The supporting ensemble is terrific, too, especially Kathryn Foley (Anna); Nick Arapoglou (Georg/Dieter); and Jordan Dell Harris and Bernard Jones, who are cast somewhat against Aryan type as Hanschen and Ernst, the Achilles and Patroclus of this art-imitating-Latin-class tableaux. The ever-versatile comedienne LaLa Cochran and the penguin-like Robert Wayne are superb in the adult roles. It’s particularly funny to see Cochran’s buttoned-up German persona turn into a dominatrix. Her reading of Melchior’s mother’s letter to Moritz is moving and eloquent.
And speaking of Moritz, words fail to describe Greg Bosworth’s take on the tortured character. A role that won John Gallagher Jr. a Tony Award, Moritz is generally known as “the one with the hair," and here it’s an asymmetrical ‘do inspired by ’80s rockers and Tim Burton’s twisted Victoriana. Bosworth is a major talent (I’d love to see him play Hedwig or Bat Boy). Your heart will bleed for Moritz.
Previously, I saw “Spring Awakening” at Broadway’s Eugene O’Neill Theatre and at Atlanta’s Fox Theatre; Actor’s Express’ intimate arrangement only illumines the emotional contours of this exhilarating ride. Like most musicals, the show takes a few numbers to hit its stride, but when Melchior realizes he’s about to get his punishment and the ensemble kicks into full-tilt Bill T. Jones mode, bodies popping like champagne corks, “Spring Awakening” goes pinnacle. It’s that rare theatrical commodity that gets under your skin and will not let go. I could see watch this exquisitely dark approximation of the chaos of youth again and again. Stunning.
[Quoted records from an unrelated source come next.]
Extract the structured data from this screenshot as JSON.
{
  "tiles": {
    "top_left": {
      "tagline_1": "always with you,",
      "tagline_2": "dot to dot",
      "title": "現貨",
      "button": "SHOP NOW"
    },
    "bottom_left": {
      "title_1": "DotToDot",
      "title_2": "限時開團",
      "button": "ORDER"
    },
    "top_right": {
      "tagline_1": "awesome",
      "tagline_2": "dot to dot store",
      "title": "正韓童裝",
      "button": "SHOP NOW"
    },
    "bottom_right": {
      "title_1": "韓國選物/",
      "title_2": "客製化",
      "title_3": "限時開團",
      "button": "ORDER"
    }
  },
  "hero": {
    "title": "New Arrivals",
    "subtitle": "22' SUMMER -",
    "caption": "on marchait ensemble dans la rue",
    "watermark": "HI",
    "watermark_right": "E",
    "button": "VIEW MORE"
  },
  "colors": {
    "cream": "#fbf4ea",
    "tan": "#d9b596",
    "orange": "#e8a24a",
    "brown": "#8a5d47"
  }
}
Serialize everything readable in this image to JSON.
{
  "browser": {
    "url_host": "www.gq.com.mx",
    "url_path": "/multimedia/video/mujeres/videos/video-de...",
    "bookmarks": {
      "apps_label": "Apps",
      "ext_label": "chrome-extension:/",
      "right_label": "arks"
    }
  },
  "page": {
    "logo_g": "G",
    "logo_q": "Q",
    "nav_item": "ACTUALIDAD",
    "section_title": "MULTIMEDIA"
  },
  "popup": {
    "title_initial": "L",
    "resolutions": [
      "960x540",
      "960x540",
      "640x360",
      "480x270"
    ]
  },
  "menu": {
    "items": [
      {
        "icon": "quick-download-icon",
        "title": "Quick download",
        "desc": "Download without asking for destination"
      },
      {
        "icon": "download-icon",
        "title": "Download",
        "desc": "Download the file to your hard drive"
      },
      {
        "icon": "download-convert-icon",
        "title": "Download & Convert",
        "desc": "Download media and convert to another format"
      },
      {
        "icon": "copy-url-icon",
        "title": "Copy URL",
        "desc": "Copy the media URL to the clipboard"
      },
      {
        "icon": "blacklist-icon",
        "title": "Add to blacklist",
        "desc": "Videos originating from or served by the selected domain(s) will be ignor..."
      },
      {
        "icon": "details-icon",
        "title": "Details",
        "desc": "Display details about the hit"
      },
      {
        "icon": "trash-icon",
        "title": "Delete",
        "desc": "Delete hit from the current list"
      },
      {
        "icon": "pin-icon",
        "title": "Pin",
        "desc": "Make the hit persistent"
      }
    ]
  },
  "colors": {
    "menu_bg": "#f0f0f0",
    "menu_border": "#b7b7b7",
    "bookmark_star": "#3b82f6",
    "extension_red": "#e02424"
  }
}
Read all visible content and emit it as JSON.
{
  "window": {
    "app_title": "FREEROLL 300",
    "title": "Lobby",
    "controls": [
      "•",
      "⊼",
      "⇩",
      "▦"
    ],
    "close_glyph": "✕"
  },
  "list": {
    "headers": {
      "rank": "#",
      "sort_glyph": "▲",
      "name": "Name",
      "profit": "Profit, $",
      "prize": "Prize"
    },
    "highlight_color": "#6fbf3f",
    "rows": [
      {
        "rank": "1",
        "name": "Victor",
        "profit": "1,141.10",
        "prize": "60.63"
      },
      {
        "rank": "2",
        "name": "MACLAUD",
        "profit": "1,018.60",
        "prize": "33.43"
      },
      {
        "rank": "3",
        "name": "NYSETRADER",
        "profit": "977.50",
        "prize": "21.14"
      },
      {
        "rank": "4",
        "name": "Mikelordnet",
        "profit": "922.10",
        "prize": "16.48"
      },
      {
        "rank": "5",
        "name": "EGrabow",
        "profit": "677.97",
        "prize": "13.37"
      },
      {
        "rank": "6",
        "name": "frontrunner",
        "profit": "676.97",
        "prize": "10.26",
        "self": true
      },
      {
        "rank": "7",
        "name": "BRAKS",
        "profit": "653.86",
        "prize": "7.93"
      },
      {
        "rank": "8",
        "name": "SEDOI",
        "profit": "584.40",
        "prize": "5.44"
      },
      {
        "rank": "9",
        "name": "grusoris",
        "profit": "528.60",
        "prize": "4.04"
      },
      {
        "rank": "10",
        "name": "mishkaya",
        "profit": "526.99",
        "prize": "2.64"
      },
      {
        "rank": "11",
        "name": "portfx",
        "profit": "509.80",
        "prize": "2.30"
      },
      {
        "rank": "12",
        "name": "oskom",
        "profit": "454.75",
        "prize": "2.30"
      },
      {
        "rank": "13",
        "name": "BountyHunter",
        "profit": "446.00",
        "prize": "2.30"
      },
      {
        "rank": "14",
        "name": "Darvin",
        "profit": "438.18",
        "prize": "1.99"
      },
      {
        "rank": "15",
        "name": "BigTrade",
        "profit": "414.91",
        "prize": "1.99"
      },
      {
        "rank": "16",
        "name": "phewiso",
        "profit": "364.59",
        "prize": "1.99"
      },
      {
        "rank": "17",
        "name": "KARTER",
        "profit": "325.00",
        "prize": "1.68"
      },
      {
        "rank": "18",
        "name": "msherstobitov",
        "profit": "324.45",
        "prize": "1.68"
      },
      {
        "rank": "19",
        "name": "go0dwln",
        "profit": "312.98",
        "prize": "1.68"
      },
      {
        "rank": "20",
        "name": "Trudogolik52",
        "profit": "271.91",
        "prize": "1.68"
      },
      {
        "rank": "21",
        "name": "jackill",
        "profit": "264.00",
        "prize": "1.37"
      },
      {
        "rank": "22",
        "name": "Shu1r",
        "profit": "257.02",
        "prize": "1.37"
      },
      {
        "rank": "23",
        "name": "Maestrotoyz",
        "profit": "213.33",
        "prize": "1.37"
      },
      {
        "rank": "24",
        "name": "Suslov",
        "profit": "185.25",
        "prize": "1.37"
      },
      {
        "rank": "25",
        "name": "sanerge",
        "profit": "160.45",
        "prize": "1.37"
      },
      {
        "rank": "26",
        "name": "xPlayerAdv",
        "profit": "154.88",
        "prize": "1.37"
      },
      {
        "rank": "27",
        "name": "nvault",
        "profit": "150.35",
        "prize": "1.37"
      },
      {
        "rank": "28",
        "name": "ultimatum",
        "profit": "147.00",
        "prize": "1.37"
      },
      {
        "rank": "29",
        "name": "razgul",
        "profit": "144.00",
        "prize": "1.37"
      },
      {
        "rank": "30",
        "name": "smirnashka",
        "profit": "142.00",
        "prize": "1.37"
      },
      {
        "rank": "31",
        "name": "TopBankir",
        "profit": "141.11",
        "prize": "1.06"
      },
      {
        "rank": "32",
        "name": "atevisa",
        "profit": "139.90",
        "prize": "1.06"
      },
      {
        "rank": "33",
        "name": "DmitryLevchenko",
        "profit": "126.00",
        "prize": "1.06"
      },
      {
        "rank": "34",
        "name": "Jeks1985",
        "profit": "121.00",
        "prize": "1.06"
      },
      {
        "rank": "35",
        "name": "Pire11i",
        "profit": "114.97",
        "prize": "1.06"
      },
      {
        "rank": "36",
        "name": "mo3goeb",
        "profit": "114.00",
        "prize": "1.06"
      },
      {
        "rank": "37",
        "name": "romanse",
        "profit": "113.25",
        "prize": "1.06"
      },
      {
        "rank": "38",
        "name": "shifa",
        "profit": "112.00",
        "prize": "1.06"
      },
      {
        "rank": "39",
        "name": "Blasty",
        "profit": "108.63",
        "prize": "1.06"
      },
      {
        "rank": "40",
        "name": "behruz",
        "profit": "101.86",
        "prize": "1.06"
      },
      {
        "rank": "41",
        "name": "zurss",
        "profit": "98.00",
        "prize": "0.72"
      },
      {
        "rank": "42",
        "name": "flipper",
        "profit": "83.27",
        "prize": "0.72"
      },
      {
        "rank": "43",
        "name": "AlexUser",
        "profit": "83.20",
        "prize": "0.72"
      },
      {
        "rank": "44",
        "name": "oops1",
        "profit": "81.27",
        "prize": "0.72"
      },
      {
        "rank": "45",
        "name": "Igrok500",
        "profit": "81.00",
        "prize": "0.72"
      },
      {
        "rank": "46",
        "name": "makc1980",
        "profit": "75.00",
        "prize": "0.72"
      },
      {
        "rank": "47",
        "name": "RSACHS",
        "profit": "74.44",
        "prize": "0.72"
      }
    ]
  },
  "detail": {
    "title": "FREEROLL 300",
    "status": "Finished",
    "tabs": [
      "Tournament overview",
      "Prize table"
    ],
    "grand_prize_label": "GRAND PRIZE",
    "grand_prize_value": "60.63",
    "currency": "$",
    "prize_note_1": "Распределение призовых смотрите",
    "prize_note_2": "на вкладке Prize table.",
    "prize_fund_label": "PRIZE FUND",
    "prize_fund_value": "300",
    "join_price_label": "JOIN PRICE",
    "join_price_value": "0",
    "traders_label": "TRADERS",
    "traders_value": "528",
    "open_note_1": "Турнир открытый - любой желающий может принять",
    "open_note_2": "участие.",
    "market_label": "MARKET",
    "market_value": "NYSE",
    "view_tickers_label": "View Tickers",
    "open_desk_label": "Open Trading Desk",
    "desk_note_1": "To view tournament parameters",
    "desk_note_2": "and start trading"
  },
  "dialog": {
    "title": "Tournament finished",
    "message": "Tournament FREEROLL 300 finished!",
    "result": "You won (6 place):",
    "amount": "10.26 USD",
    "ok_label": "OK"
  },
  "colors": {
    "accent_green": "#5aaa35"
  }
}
8 p.m. Wednesdays-Saturdays. 2 p.m. Sundays. $26-$32. Through Oct. 1. Actor’s Express, 887 West Marietta St. NW, Suite J-107. Atlanta. 404-607- 7469; actorsexpress.com
Bottom line: A beautiful and intimate telling of the seething Broadway musical about teen angst.